--- WORKING DATA Enclosed Below ---
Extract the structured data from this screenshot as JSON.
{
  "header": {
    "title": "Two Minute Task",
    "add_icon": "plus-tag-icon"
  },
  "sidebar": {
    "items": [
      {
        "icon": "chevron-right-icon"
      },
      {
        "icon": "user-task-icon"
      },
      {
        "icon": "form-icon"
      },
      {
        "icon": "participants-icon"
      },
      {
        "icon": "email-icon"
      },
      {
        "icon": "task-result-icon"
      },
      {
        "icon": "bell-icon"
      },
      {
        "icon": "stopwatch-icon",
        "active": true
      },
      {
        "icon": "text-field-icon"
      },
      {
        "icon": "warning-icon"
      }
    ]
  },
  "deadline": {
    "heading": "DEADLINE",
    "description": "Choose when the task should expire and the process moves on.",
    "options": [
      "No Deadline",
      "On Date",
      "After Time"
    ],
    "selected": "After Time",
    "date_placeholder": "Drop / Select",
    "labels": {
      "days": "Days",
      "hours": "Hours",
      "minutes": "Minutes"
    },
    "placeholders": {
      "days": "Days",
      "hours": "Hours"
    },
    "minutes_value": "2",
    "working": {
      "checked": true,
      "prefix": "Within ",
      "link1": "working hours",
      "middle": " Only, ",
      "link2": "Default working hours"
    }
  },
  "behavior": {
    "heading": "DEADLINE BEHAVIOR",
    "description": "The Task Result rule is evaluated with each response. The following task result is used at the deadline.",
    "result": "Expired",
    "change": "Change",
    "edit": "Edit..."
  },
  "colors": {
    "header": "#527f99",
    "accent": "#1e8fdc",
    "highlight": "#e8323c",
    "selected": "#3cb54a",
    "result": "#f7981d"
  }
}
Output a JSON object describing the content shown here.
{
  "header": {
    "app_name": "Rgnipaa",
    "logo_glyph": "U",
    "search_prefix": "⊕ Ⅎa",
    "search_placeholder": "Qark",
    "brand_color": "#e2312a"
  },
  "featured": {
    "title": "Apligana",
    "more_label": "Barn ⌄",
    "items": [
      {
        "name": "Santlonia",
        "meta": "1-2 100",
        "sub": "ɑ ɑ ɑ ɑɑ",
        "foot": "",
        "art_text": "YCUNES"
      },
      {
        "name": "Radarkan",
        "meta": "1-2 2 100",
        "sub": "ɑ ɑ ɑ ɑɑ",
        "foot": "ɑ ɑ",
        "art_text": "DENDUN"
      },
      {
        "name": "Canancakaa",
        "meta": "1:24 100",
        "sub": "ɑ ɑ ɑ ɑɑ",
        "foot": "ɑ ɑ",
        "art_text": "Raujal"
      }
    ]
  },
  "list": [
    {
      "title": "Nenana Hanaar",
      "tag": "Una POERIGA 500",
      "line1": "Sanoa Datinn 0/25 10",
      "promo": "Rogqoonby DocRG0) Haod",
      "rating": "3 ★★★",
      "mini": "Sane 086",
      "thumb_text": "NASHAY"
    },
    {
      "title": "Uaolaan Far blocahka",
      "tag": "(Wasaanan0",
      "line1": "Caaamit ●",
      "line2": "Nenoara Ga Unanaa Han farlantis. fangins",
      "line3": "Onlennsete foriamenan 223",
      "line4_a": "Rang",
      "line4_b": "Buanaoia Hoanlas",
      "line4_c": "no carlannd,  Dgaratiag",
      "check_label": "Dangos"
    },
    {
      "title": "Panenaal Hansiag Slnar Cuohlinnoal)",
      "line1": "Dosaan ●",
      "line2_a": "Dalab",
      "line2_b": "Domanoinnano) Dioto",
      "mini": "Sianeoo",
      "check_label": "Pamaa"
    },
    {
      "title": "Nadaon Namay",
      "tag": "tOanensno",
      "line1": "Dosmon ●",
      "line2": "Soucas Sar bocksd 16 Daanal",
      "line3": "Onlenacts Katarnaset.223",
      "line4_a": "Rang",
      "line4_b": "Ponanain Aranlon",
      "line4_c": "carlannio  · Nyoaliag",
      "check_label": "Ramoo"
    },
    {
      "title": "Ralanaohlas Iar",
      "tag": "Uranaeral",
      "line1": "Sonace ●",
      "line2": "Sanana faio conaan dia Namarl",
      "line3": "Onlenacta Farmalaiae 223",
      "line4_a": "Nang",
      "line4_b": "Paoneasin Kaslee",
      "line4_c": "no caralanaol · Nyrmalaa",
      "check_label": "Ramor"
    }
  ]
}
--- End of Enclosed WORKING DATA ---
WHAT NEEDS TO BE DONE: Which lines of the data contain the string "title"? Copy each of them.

YOUR SOLUTION:
    "title": "Two Minute Task",
    "title": "Apligana",
      "title": "Nenana Hanaar",
      "title": "Uaolaan Far blocahka",
      "title": "Panenaal Hansiag Slnar Cuohlinnoal)",
      "title": "Nadaon Namay",
      "title": "Ralanaohlas Iar",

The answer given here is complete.